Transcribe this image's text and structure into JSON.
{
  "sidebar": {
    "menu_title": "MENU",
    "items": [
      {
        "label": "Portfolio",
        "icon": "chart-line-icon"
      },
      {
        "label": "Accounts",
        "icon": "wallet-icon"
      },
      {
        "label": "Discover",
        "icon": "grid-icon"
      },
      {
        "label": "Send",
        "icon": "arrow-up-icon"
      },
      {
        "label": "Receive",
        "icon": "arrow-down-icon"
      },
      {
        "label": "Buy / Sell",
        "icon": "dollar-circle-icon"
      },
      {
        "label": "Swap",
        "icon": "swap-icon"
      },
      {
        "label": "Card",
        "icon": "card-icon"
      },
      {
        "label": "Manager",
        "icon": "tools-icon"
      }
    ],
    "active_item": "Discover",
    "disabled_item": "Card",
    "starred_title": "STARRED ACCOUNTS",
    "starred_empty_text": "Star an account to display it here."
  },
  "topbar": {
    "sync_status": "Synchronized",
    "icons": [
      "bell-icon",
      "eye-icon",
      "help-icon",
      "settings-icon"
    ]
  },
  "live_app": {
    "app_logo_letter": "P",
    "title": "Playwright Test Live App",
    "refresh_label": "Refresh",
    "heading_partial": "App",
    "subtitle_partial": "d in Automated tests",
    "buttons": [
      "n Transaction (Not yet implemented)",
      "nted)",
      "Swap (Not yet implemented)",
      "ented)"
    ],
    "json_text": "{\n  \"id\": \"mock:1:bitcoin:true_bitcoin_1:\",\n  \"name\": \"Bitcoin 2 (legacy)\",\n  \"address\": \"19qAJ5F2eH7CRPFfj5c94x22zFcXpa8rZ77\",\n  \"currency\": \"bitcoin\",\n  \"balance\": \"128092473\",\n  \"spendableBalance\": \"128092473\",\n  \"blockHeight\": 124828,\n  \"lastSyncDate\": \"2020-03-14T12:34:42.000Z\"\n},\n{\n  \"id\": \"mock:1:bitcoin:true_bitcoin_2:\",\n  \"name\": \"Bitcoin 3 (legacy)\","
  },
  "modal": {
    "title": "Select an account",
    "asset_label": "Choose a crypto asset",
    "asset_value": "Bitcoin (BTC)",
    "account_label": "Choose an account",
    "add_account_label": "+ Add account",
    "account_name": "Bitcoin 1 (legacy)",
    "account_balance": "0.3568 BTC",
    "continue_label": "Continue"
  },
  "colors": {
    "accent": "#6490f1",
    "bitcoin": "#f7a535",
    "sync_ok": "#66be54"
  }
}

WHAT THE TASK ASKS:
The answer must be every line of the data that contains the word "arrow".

OUTPUT OF THE TASK:
        "icon": "arrow-up-icon"
        "icon": "arrow-down-icon"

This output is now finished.